ABOUT THIS EXERCISE
Your task is to copy the listing exactly. Drop any pictures from the copy.
((
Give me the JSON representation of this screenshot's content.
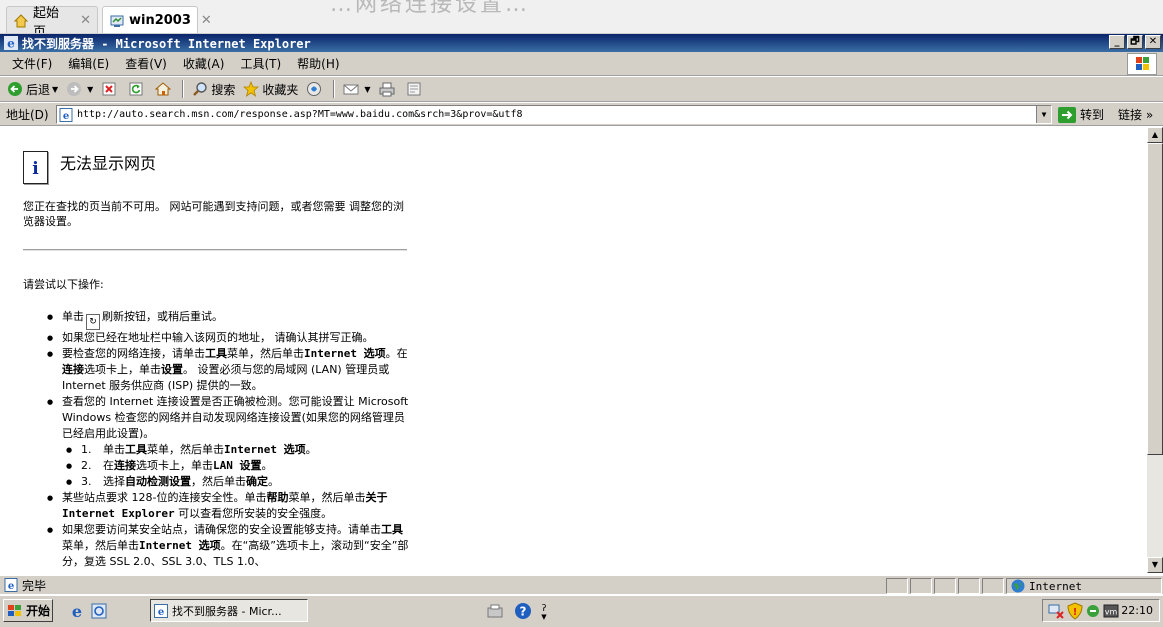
{
  "host_tabs": [
    {
      "label": "起始页",
      "icon": "home-icon",
      "active": false
    },
    {
      "label": "win2003",
      "icon": "vm-icon",
      "active": true
    }
  ],
  "host_ghost_text": "…网络连接设置…",
  "window": {
    "title": "找不到服务器 - Microsoft Internet Explorer",
    "minimize": "_",
    "restore": "🗗",
    "close": "✕"
  },
  "menu": [
    {
      "label": "文件",
      "key": "(F)"
    },
    {
      "label": "编辑",
      "key": "(E)"
    },
    {
      "label": "查看",
      "key": "(V)"
    },
    {
      "label": "收藏",
      "key": "(A)"
    },
    {
      "label": "工具",
      "key": "(T)"
    },
    {
      "label": "帮助",
      "key": "(H)"
    }
  ],
  "toolbar": {
    "back": "后退",
    "search": "搜索",
    "favorites": "收藏夹"
  },
  "address": {
    "label": "地址(D)",
    "url": "http://auto.search.msn.com/response.asp?MT=www.baidu.com&srch=3&prov=&utf8",
    "go": "转到",
    "links": "链接 »"
  },
  "page": {
    "title": "无法显示网页",
    "intro": "您正在查找的页当前不可用。 网站可能遇到支持问题，或者您需要 调整您的浏览器设置。",
    "try_heading": "请尝试以下操作:",
    "tip1_a": "单击",
    "tip1_b": "刷新按钮，或稍后重试。",
    "tip2": "如果您已经在地址栏中输入该网页的地址， 请确认其拼写正确。",
    "tip3_a": "要检查您的网络连接，请单击",
    "tip3_b": "工具",
    "tip3_c": "菜单，然后单击",
    "tip3_d": "Internet 选项",
    "tip3_e": "。在",
    "tip3_f": "连接",
    "tip3_g": "选项卡上，单击",
    "tip3_h": "设置",
    "tip3_i": "。 设置必须与您的局域网 (LAN) 管理员或 Internet 服务供应商 (ISP) 提供的一致。",
    "tip4": "查看您的 Internet 连接设置是否正确被检测。您可能设置让 Microsoft Windows 检查您的网络并自动发现网络连接设置(如果您的网络管理员已经启用此设置)。",
    "sub": [
      {
        "n": "1.",
        "a": "单击",
        "b": "工具",
        "c": "菜单，然后单击",
        "d": "Internet 选项",
        "e": "。"
      },
      {
        "n": "2.",
        "a": "在",
        "b": "连接",
        "c": "选项卡上，单击",
        "d": "LAN 设置",
        "e": "。"
      },
      {
        "n": "3.",
        "a": "选择",
        "b": "自动检测设置",
        "c": "，然后单击",
        "d": "确定",
        "e": "。"
      }
    ],
    "tip5_a": "某些站点要求 128-位的连接安全性。单击",
    "tip5_b": "帮助",
    "tip5_c": "菜单，然后单击",
    "tip5_d": "关于 Internet Explorer",
    "tip5_e": " 可以查看您所安装的安全强度。",
    "tip6_a": "如果您要访问某安全站点，请确保您的安全设置能够支持。请单击",
    "tip6_b": "工具",
    "tip6_c": "菜单，然后单击",
    "tip6_d": "Internet 选项",
    "tip6_e": "。在“高级”选项卡上，滚动到“安全”部分，复选 SSL 2.0、SSL 3.0、TLS 1.0、"
  },
  "status": {
    "text": "完毕",
    "zone": "Internet"
  },
  "taskbar": {
    "start": "开始",
    "task": "找不到服务器 - Micr...",
    "clock": "22:10"
  },
  "colors": {
    "titlebar": "#0a246a",
    "chrome": "#d4d0c8",
    "info_icon": "#0a2a9e"
  }
}
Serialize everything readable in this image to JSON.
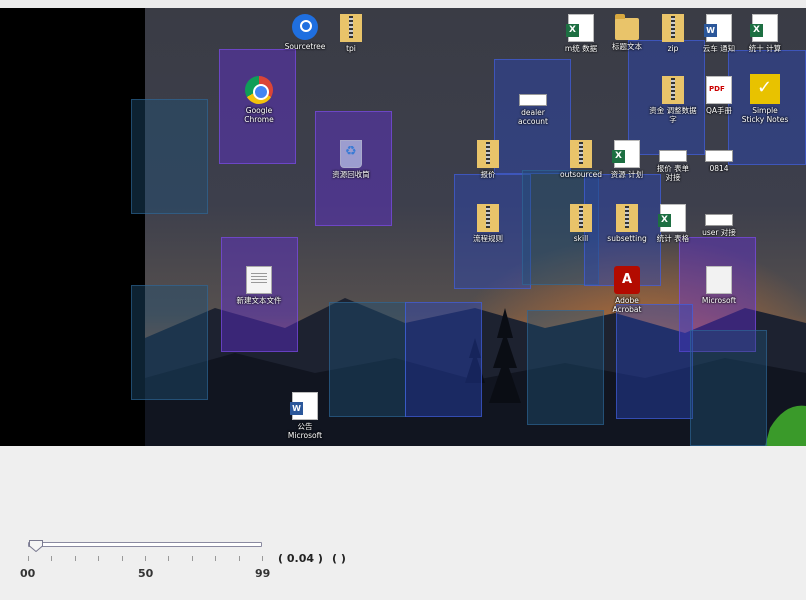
{
  "desktop_icons": {
    "sourcetree": "Sourcetree",
    "tpi": "tpi",
    "excel_1": "m统 数据",
    "folder_1": "标题文本",
    "zip_1": "zip",
    "word_1": "云车 通知",
    "excel_2": "统十 计算",
    "chrome": "Google\nChrome",
    "recycle_bin": "资源回收筒",
    "dealer_account": "dealer\naccount",
    "zip_2": "资金 调整数据\n字",
    "pdf_1": "QA手册",
    "sticky_notes": "Simple\nSticky Notes",
    "zip_3": "报价",
    "folder_2": "outsourced",
    "excel_3": "资源 计划",
    "wide_1": "报价 表单\n对接",
    "wide_2": "0814",
    "zip_4": "流程规则",
    "zip_5": "skill",
    "zip_6": "subsetting",
    "excel_4": "统计 表格",
    "wide_3": "user 对接",
    "text_file": "新建文本文件",
    "acrobat": "Adobe\nAcrobat",
    "ms_comp": "Microsoft",
    "word_2": "公告\nMicrosoft"
  },
  "slider": {
    "min_label": "00",
    "mid_label": "50",
    "max_label": "99",
    "value": 0.04,
    "readout": "( 0.04 )",
    "readout_2": "(        )"
  },
  "colors": {
    "overlay_purple": "#642ddc",
    "overlay_blue": "#2846be",
    "overlay_teal": "#1e5078",
    "panel_bg": "#efefef"
  }
}
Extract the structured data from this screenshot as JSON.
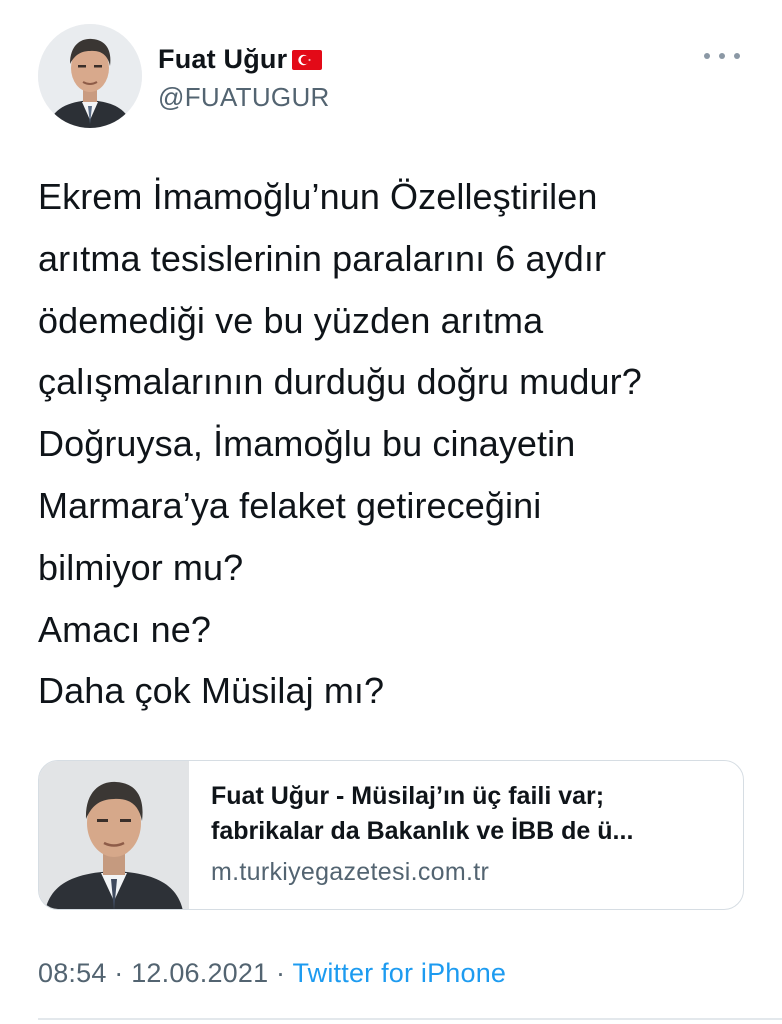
{
  "author": {
    "display_name": "Fuat Uğur",
    "handle": "@FUATUGUR",
    "badge_icon": "turkey-flag-icon",
    "avatar_icon": "profile-photo"
  },
  "more_icon": "more-horizontal-icon",
  "tweet_lines": [
    "Ekrem İmamoğlu’nun Özelleştirilen",
    "arıtma tesislerinin paralarını 6 aydır",
    "ödemediği ve bu yüzden arıtma",
    "çalışmalarının durduğu doğru mudur?",
    "Doğruysa, İmamoğlu bu cinayetin",
    "Marmara’ya felaket getireceğini",
    "bilmiyor mu?",
    "Amacı ne?",
    "Daha çok Müsilaj mı?"
  ],
  "link_card": {
    "thumbnail_icon": "article-thumbnail",
    "title_line1": "Fuat Uğur - Müsilaj’ın üç faili var;",
    "title_line2": "fabrikalar da Bakanlık ve İBB de ü...",
    "domain": "m.turkiyegazetesi.com.tr"
  },
  "meta": {
    "time": "08:54",
    "separator": "·",
    "date": "12.06.2021",
    "source": "Twitter for iPhone"
  },
  "colors": {
    "text_primary": "#0f1419",
    "text_secondary": "#536471",
    "link": "#1d9bf0",
    "border": "#d6dde3",
    "flag_red": "#e30a17"
  }
}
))
EXPECTED ANSWER
Give me the JSON representation of this screenshot's content.
{
  "host_tabs": [
    {
      "label": "起始页",
      "icon": "home-icon",
      "active": false
    },
    {
      "label": "win2003",
      "icon": "vm-icon",
      "active": true
    }
  ],
  "host_ghost_text": "…网络连接设置…",
  "window": {
    "title": "找不到服务器 - Microsoft Internet Explorer",
    "minimize": "_",
    "restore": "🗗",
    "close": "✕"
  },
  "menu": [
    {
      "label": "文件",
      "key": "(F)"
    },
    {
      "label": "编辑",
      "key": "(E)"
    },
    {
      "label": "查看",
      "key": "(V)"
    },
    {
      "label": "收藏",
      "key": "(A)"
    },
    {
      "label": "工具",
      "key": "(T)"
    },
    {
      "label": "帮助",
      "key": "(H)"
    }
  ],
  "toolbar": {
    "back": "后退",
    "search": "搜索",
    "favorites": "收藏夹"
  },
  "address": {
    "label": "地址(D)",
    "url": "http://auto.search.msn.com/response.asp?MT=www.baidu.com&srch=3&prov=&utf8",
    "go": "转到",
    "links": "链接 »"
  },
  "page": {
    "title": "无法显示网页",
    "intro": "您正在查找的页当前不可用。 网站可能遇到支持问题，或者您需要 调整您的浏览器设置。",
    "try_heading": "请尝试以下操作:",
    "tip1_a": "单击",
    "tip1_b": "刷新按钮，或稍后重试。",
    "tip2": "如果您已经在地址栏中输入该网页的地址， 请确认其拼写正确。",
    "tip3_a": "要检查您的网络连接，请单击",
    "tip3_b": "工具",
    "tip3_c": "菜单，然后单击",
    "tip3_d": "Internet 选项",
    "tip3_e": "。在",
    "tip3_f": "连接",
    "tip3_g": "选项卡上，单击",
    "tip3_h": "设置",
    "tip3_i": "。 设置必须与您的局域网 (LAN) 管理员或 Internet 服务供应商 (ISP) 提供的一致。",
    "tip4": "查看您的 Internet 连接设置是否正确被检测。您可能设置让 Microsoft Windows 检查您的网络并自动发现网络连接设置(如果您的网络管理员已经启用此设置)。",
    "sub": [
      {
        "n": "1.",
        "a": "单击",
        "b": "工具",
        "c": "菜单，然后单击",
        "d": "Internet 选项",
        "e": "。"
      },
      {
        "n": "2.",
        "a": "在",
        "b": "连接",
        "c": "选项卡上，单击",
        "d": "LAN 设置",
        "e": "。"
      },
      {
        "n": "3.",
        "a": "选择",
        "b": "自动检测设置",
        "c": "，然后单击",
        "d": "确定",
        "e": "。"
      }
    ],
    "tip5_a": "某些站点要求 128-位的连接安全性。单击",
    "tip5_b": "帮助",
    "tip5_c": "菜单，然后单击",
    "tip5_d": "关于 Internet Explorer",
    "tip5_e": " 可以查看您所安装的安全强度。",
    "tip6_a": "如果您要访问某安全站点，请确保您的安全设置能够支持。请单击",
    "tip6_b": "工具",
    "tip6_c": "菜单，然后单击",
    "tip6_d": "Internet 选项",
    "tip6_e": "。在“高级”选项卡上，滚动到“安全”部分，复选 SSL 2.0、SSL 3.0、TLS 1.0、"
  },
  "status": {
    "text": "完毕",
    "zone": "Internet"
  },
  "taskbar": {
    "start": "开始",
    "task": "找不到服务器 - Micr...",
    "clock": "22:10"
  },
  "colors": {
    "titlebar": "#0a246a",
    "chrome": "#d4d0c8",
    "info_icon": "#0a2a9e"
  }
}
Serialize everything readable in this image to JSON.
{
  "desktop_icons": {
    "sourcetree": "Sourcetree",
    "tpi": "tpi",
    "excel_1": "m统 数据",
    "folder_1": "标题文本",
    "zip_1": "zip",
    "word_1": "云车 通知",
    "excel_2": "统十 计算",
    "chrome": "Google\nChrome",
    "recycle_bin": "资源回收筒",
    "dealer_account": "dealer\naccount",
    "zip_2": "资金 调整数据\n字",
    "pdf_1": "QA手册",
    "sticky_notes": "Simple\nSticky Notes",
    "zip_3": "报价",
    "folder_2": "outsourced",
    "excel_3": "资源 计划",
    "wide_1": "报价 表单\n对接",
    "wide_2": "0814",
    "zip_4": "流程规则",
    "zip_5": "skill",
    "zip_6": "subsetting",
    "excel_4": "统计 表格",
    "wide_3": "user 对接",
    "text_file": "新建文本文件",
    "acrobat": "Adobe\nAcrobat",
    "ms_comp": "Microsoft",
    "word_2": "公告\nMicrosoft"
  },
  "slider": {
    "min_label": "00",
    "mid_label": "50",
    "max_label": "99",
    "value": 0.04,
    "readout": "( 0.04 )",
    "readout_2": "(        )"
  },
  "colors": {
    "overlay_purple": "#642ddc",
    "overlay_blue": "#2846be",
    "overlay_teal": "#1e5078",
    "panel_bg": "#efefef"
  }
}
Extract the structured data from this screenshot as JSON.
{
  "author": {
    "display_name": "Fuat Uğur",
    "handle": "@FUATUGUR",
    "badge_icon": "turkey-flag-icon",
    "avatar_icon": "profile-photo"
  },
  "more_icon": "more-horizontal-icon",
  "tweet_lines": [
    "Ekrem İmamoğlu’nun Özelleştirilen",
    "arıtma tesislerinin paralarını 6 aydır",
    "ödemediği ve bu yüzden arıtma",
    "çalışmalarının durduğu doğru mudur?",
    "Doğruysa, İmamoğlu bu cinayetin",
    "Marmara’ya felaket getireceğini",
    "bilmiyor mu?",
    "Amacı ne?",
    "Daha çok Müsilaj mı?"
  ],
  "link_card": {
    "thumbnail_icon": "article-thumbnail",
    "title_line1": "Fuat Uğur - Müsilaj’ın üç faili var;",
    "title_line2": "fabrikalar da Bakanlık ve İBB de ü...",
    "domain": "m.turkiyegazetesi.com.tr"
  },
  "meta": {
    "time": "08:54",
    "separator": "·",
    "date": "12.06.2021",
    "source": "Twitter for iPhone"
  },
  "colors": {
    "text_primary": "#0f1419",
    "text_secondary": "#536471",
    "link": "#1d9bf0",
    "border": "#d6dde3",
    "flag_red": "#e30a17"
  }
}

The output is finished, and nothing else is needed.